LUNDGREN: We are, Matt, because we actually — I was very pleased with our November/December business. We had a nice lift. We announced that we were up 2.7 on same-store sales for that period . And I felt pretty good about that because the surge came at the end right before Christmas, which was a time when I think that the consumer had filled up her gas tank a couple of times. And instead of paying $60, they’re paying $35. So I really think that that mattered and that was beginning to set in with the consumer.
And then January came and it wasn’t quite as great, but, honestly, it was regional. And where we got big snowstorms and had stores closed and the like, that’s where we got hit the hardest. The rest of the country is pretty normal in terms of its growth. I don’t think we’ve seen it yet in terms of the potential of that money being put back in the consumer’s pocket but it has to be there. I mean it’s obviously showing up in car sales; you’re seeing that. It’s showing up in some technology spend. But I think it’s bound to come for the consumer to start beginning to spend money in apparel and accessories and cosmetics, such as Blue Mercury as well as Macy’s and Bloomingdale’s, in the first half of this year.
That’s what I’m counting on. The size of the opportunity is gigantic in terms of what’s being put back in the pockets of consumers, in the range of $50 – $70 billion. I mean, that’s massive. I don’t know of a bigger pay raise that the middle-class consumer ever received in a decade.

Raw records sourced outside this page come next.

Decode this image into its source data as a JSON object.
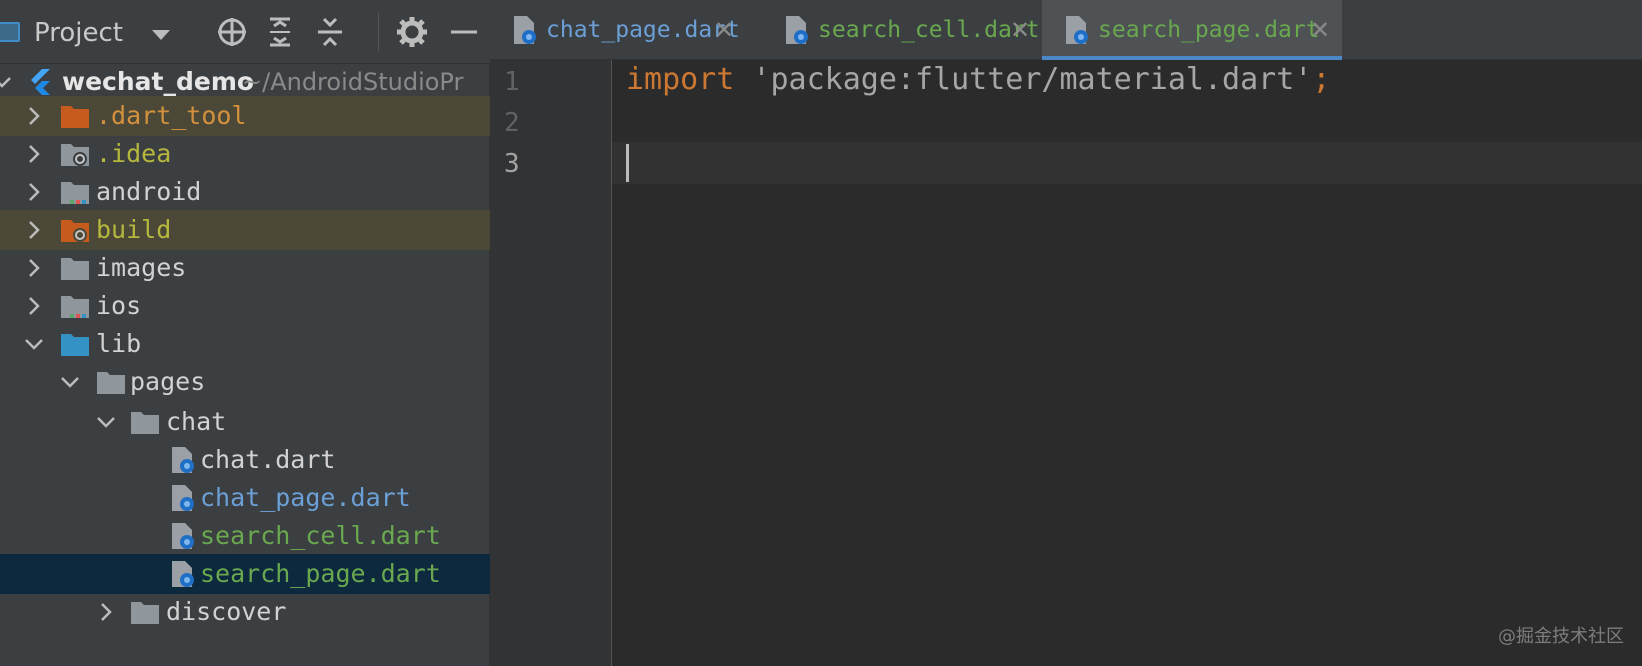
{
  "project_panel": {
    "title": "Project",
    "tools": [
      "locate-icon",
      "expand-all-icon",
      "collapse-all-icon",
      "gear-icon",
      "hide-icon"
    ],
    "tree": {
      "root": {
        "name": "wechat_demo",
        "path": "~/AndroidStudioPr"
      },
      "items": [
        {
          "label": ".dart_tool"
        },
        {
          "label": ".idea"
        },
        {
          "label": "android"
        },
        {
          "label": "build"
        },
        {
          "label": "images"
        },
        {
          "label": "ios"
        },
        {
          "label": "lib"
        },
        {
          "label": "pages"
        },
        {
          "label": "chat"
        },
        {
          "label": "chat.dart"
        },
        {
          "label": "chat_page.dart"
        },
        {
          "label": "search_cell.dart"
        },
        {
          "label": "search_page.dart"
        },
        {
          "label": "discover"
        }
      ]
    }
  },
  "tabs": [
    {
      "label": "chat_page.dart",
      "color": "#6b9fd6",
      "active": false
    },
    {
      "label": "search_cell.dart",
      "color": "#6aa84f",
      "active": false
    },
    {
      "label": "search_page.dart",
      "color": "#6aa84f",
      "active": true
    }
  ],
  "editor": {
    "line_numbers": [
      "1",
      "2",
      "3"
    ],
    "code": {
      "line1_keyword": "import",
      "line1_string": "'package:flutter/material.dart'",
      "line1_semicolon": ";"
    }
  },
  "watermark": "@掘金技术社区"
}
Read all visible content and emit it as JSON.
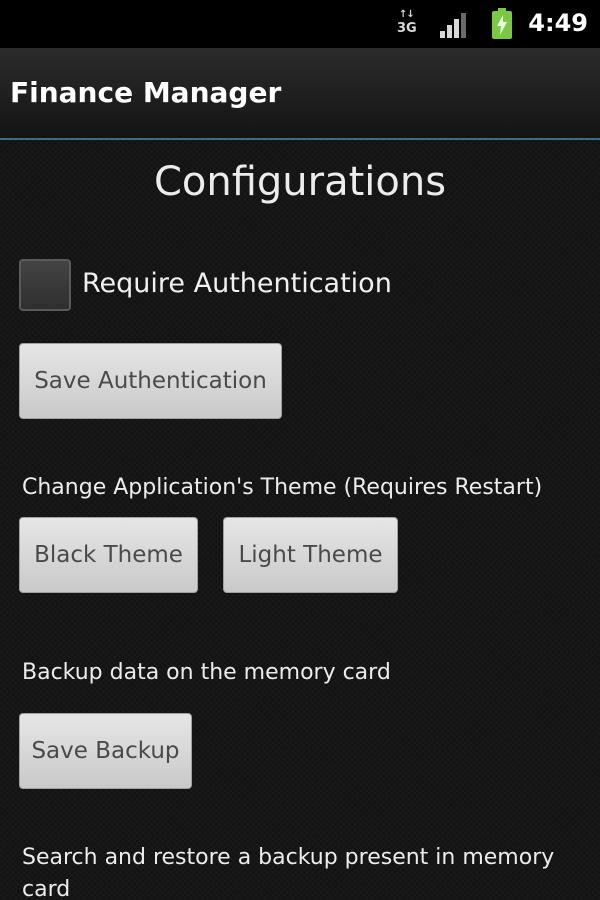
{
  "status_bar": {
    "network_arrows": "↑↓",
    "network_type": "3G",
    "time": "4:49",
    "icons": [
      "network-3g-icon",
      "signal-strength-icon",
      "battery-charging-icon"
    ]
  },
  "title_bar": {
    "title": "Finance Manager"
  },
  "main": {
    "title": "Configurations",
    "auth_checkbox": {
      "label": "Require Authentication",
      "checked": false
    },
    "save_auth_label": "Save Authentication",
    "theme_text": "Change Application's Theme (Requires Restart)",
    "black_theme_label": "Black Theme",
    "light_theme_label": "Light Theme",
    "backup_text": "Backup data on the memory card",
    "save_backup_label": "Save Backup",
    "restore_text": "Search and restore a backup present in memory card"
  },
  "colors": {
    "background": "#161616",
    "title_bar_underline": "#3a6f80",
    "button_face": "#dcdcdc",
    "button_text": "#4a4a4a",
    "battery": "#7ac943"
  }
}
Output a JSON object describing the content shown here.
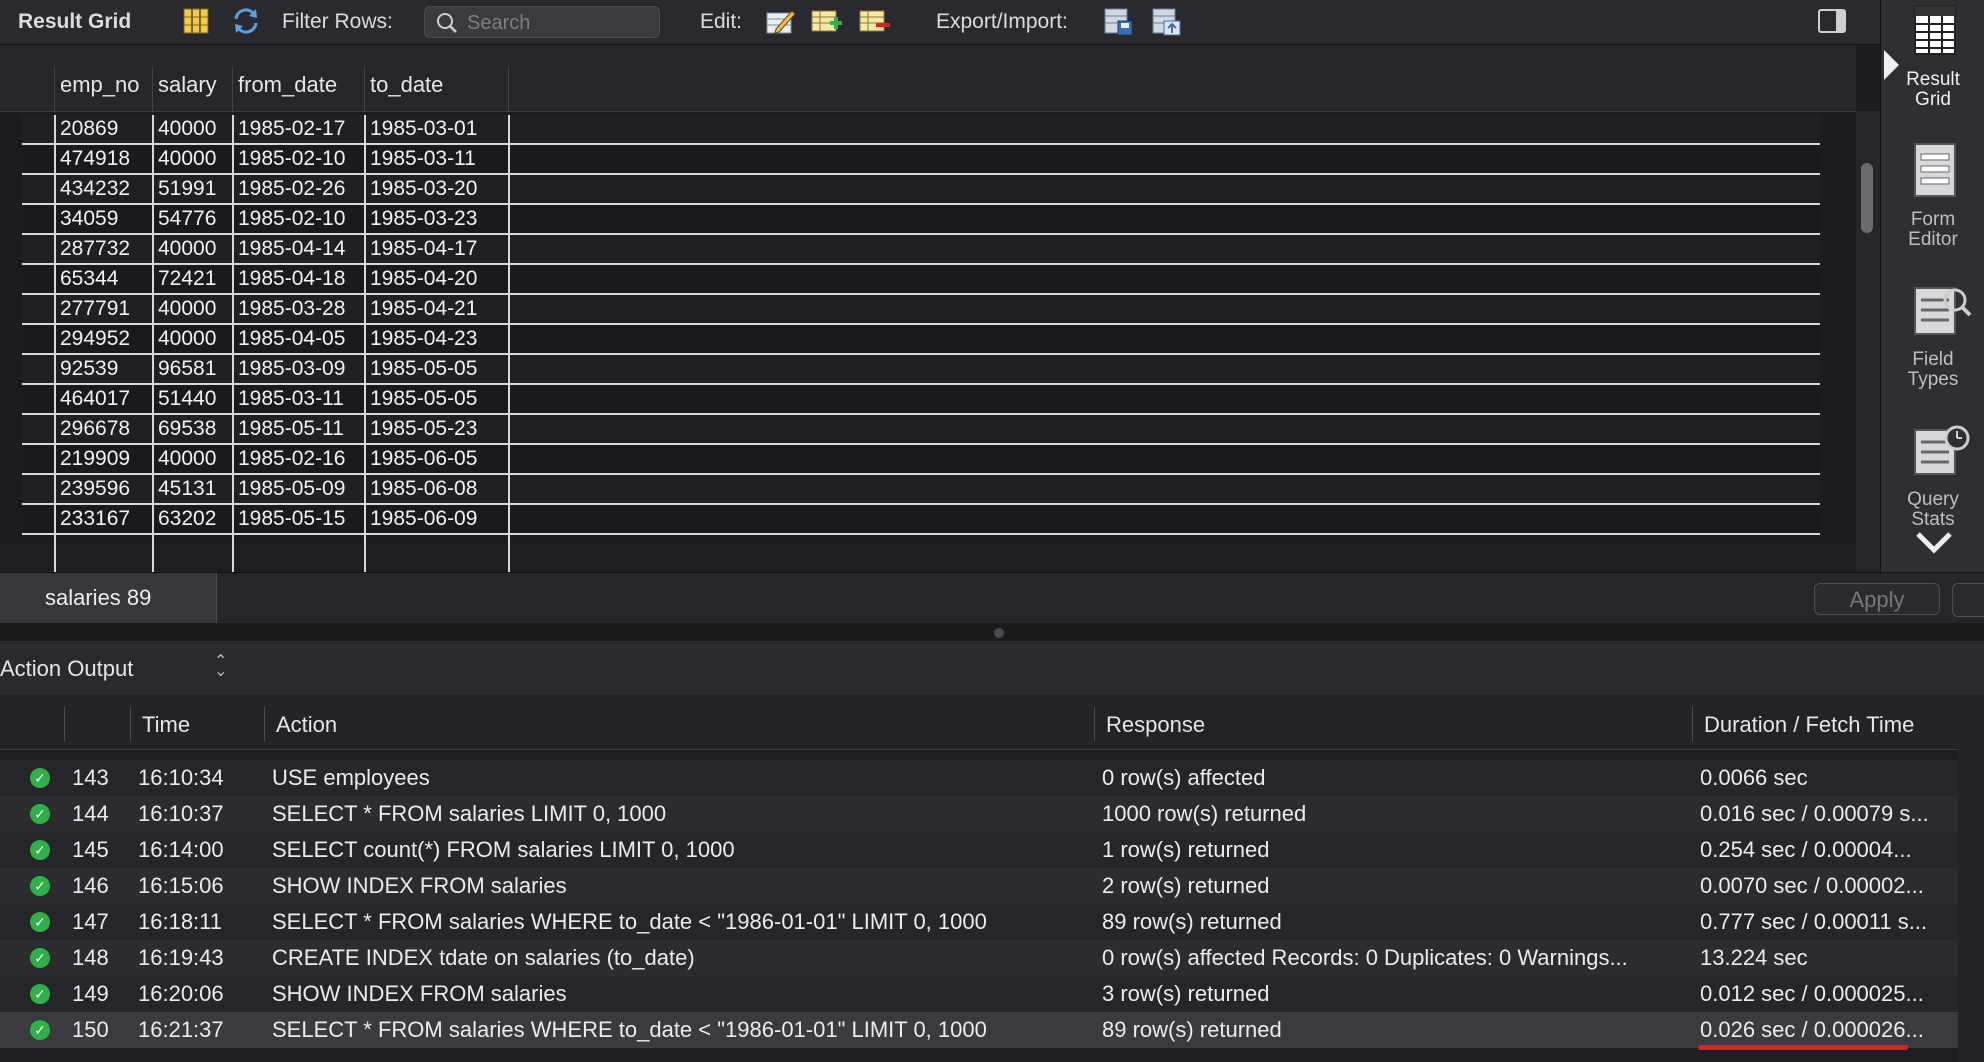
{
  "toolbar": {
    "result_grid_label": "Result Grid",
    "filter_rows_label": "Filter Rows:",
    "search_placeholder": "Search",
    "edit_label": "Edit:",
    "export_import_label": "Export/Import:"
  },
  "sidebar": {
    "items": [
      {
        "label_1": "Result",
        "label_2": "Grid",
        "icon": "result-grid-icon",
        "active": true
      },
      {
        "label_1": "Form",
        "label_2": "Editor",
        "icon": "form-editor-icon"
      },
      {
        "label_1": "Field",
        "label_2": "Types",
        "icon": "field-types-icon"
      },
      {
        "label_1": "Query",
        "label_2": "Stats",
        "icon": "query-stats-icon"
      }
    ]
  },
  "grid": {
    "columns": [
      "emp_no",
      "salary",
      "from_date",
      "to_date"
    ],
    "rows": [
      [
        "20869",
        "40000",
        "1985-02-17",
        "1985-03-01"
      ],
      [
        "474918",
        "40000",
        "1985-02-10",
        "1985-03-11"
      ],
      [
        "434232",
        "51991",
        "1985-02-26",
        "1985-03-20"
      ],
      [
        "34059",
        "54776",
        "1985-02-10",
        "1985-03-23"
      ],
      [
        "287732",
        "40000",
        "1985-04-14",
        "1985-04-17"
      ],
      [
        "65344",
        "72421",
        "1985-04-18",
        "1985-04-20"
      ],
      [
        "277791",
        "40000",
        "1985-03-28",
        "1985-04-21"
      ],
      [
        "294952",
        "40000",
        "1985-04-05",
        "1985-04-23"
      ],
      [
        "92539",
        "96581",
        "1985-03-09",
        "1985-05-05"
      ],
      [
        "464017",
        "51440",
        "1985-03-11",
        "1985-05-05"
      ],
      [
        "296678",
        "69538",
        "1985-05-11",
        "1985-05-23"
      ],
      [
        "219909",
        "40000",
        "1985-02-16",
        "1985-06-05"
      ],
      [
        "239596",
        "45131",
        "1985-05-09",
        "1985-06-08"
      ],
      [
        "233167",
        "63202",
        "1985-05-15",
        "1985-06-09"
      ]
    ]
  },
  "tabs": {
    "result_tab": "salaries 89",
    "apply_label": "Apply"
  },
  "output": {
    "title": "Action Output",
    "columns": [
      "Time",
      "Action",
      "Response",
      "Duration / Fetch Time"
    ],
    "rows": [
      {
        "num": "143",
        "time": "16:10:34",
        "action": "USE employees",
        "response": "0 row(s) affected",
        "duration": "0.0066 sec"
      },
      {
        "num": "144",
        "time": "16:10:37",
        "action": "SELECT * FROM salaries LIMIT 0, 1000",
        "response": "1000 row(s) returned",
        "duration": "0.016 sec / 0.00079 s..."
      },
      {
        "num": "145",
        "time": "16:14:00",
        "action": "SELECT count(*) FROM salaries LIMIT 0, 1000",
        "response": "1 row(s) returned",
        "duration": "0.254 sec / 0.00004..."
      },
      {
        "num": "146",
        "time": "16:15:06",
        "action": "SHOW INDEX FROM salaries",
        "response": "2 row(s) returned",
        "duration": "0.0070 sec / 0.00002..."
      },
      {
        "num": "147",
        "time": "16:18:11",
        "action": "SELECT * FROM salaries WHERE to_date < \"1986-01-01\" LIMIT 0, 1000",
        "response": "89 row(s) returned",
        "duration": "0.777 sec / 0.00011 s..."
      },
      {
        "num": "148",
        "time": "16:19:43",
        "action": "CREATE INDEX tdate on salaries (to_date)",
        "response": "0 row(s) affected Records: 0  Duplicates: 0  Warnings...",
        "duration": "13.224 sec"
      },
      {
        "num": "149",
        "time": "16:20:06",
        "action": "SHOW INDEX FROM salaries",
        "response": "3 row(s) returned",
        "duration": "0.012 sec / 0.000025..."
      },
      {
        "num": "150",
        "time": "16:21:37",
        "action": "SELECT * FROM salaries WHERE to_date < \"1986-01-01\" LIMIT 0, 1000",
        "response": "89 row(s) returned",
        "duration": "0.026 sec / 0.000026...",
        "selected": true
      }
    ]
  },
  "colors": {
    "accent_underline": "#e0201a",
    "success": "#2fb14a"
  }
}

STEEL: You just got to get them to spend it rather than save it.
All right, thanks so much, Macy’s CEO Terry Lundgren. Thanks for joining us.